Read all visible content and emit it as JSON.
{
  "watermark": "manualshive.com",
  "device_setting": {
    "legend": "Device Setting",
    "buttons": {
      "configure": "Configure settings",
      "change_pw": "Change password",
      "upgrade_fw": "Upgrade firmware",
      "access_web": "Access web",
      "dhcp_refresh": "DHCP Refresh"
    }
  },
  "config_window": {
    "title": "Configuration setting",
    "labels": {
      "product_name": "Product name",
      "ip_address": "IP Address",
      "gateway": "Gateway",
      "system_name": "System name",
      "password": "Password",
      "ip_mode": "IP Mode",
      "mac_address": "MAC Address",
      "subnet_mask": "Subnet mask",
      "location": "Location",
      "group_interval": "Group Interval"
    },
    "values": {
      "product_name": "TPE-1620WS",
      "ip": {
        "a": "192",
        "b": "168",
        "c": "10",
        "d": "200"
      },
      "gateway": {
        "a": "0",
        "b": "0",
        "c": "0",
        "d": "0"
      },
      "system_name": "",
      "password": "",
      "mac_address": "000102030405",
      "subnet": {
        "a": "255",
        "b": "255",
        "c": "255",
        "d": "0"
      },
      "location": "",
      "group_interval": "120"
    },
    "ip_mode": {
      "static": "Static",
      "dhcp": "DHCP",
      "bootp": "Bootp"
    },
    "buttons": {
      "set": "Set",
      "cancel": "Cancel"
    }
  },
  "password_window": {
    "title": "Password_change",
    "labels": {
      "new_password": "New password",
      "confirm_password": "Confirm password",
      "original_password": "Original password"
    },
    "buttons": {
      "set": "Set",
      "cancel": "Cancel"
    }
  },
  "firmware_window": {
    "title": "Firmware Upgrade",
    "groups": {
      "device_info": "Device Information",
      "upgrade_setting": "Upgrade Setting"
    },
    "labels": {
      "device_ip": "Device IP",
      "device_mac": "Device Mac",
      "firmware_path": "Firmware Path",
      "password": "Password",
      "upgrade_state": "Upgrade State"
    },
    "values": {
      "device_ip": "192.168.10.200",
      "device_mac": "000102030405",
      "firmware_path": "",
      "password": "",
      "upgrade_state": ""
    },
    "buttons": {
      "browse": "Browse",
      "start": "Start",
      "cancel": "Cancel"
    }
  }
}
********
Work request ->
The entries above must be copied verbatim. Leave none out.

Written answer ->
Read all visible content and emit it as JSON.
{
  "watermark": "manualshive.com",
  "device_setting": {
    "legend": "Device Setting",
    "buttons": {
      "configure": "Configure settings",
      "change_pw": "Change password",
      "upgrade_fw": "Upgrade firmware",
      "access_web": "Access web",
      "dhcp_refresh": "DHCP Refresh"
    }
  },
  "config_window": {
    "title": "Configuration setting",
    "labels": {
      "product_name": "Product name",
      "ip_address": "IP Address",
      "gateway": "Gateway",
      "system_name": "System name",
      "password": "Password",
      "ip_mode": "IP Mode",
      "mac_address": "MAC Address",
      "subnet_mask": "Subnet mask",
      "location": "Location",
      "group_interval": "Group Interval"
    },
    "values": {
      "product_name": "TPE-1620WS",
      "ip": {
        "a": "192",
        "b": "168",
        "c": "10",
        "d": "200"
      },
      "gateway": {
        "a": "0",
        "b": "0",
        "c": "0",
        "d": "0"
      },
      "system_name": "",
      "password": "",
      "mac_address": "000102030405",
      "subnet": {
        "a": "255",
        "b": "255",
        "c": "255",
        "d": "0"
      },
      "location": "",
      "group_interval": "120"
    },
    "ip_mode": {
      "static": "Static",
      "dhcp": "DHCP",
      "bootp": "Bootp"
    },
    "buttons": {
      "set": "Set",
      "cancel": "Cancel"
    }
  },
  "password_window": {
    "title": "Password_change",
    "labels": {
      "new_password": "New password",
      "confirm_password": "Confirm password",
      "original_password": "Original password"
    },
    "buttons": {
      "set": "Set",
      "cancel": "Cancel"
    }
  },
  "firmware_window": {
    "title": "Firmware Upgrade",
    "groups": {
      "device_info": "Device Information",
      "upgrade_setting": "Upgrade Setting"
    },
    "labels": {
      "device_ip": "Device IP",
      "device_mac": "Device Mac",
      "firmware_path": "Firmware Path",
      "password": "Password",
      "upgrade_state": "Upgrade State"
    },
    "values": {
      "device_ip": "192.168.10.200",
      "device_mac": "000102030405",
      "firmware_path": "",
      "password": "",
      "upgrade_state": ""
    },
    "buttons": {
      "browse": "Browse",
      "start": "Start",
      "cancel": "Cancel"
    }
  }
}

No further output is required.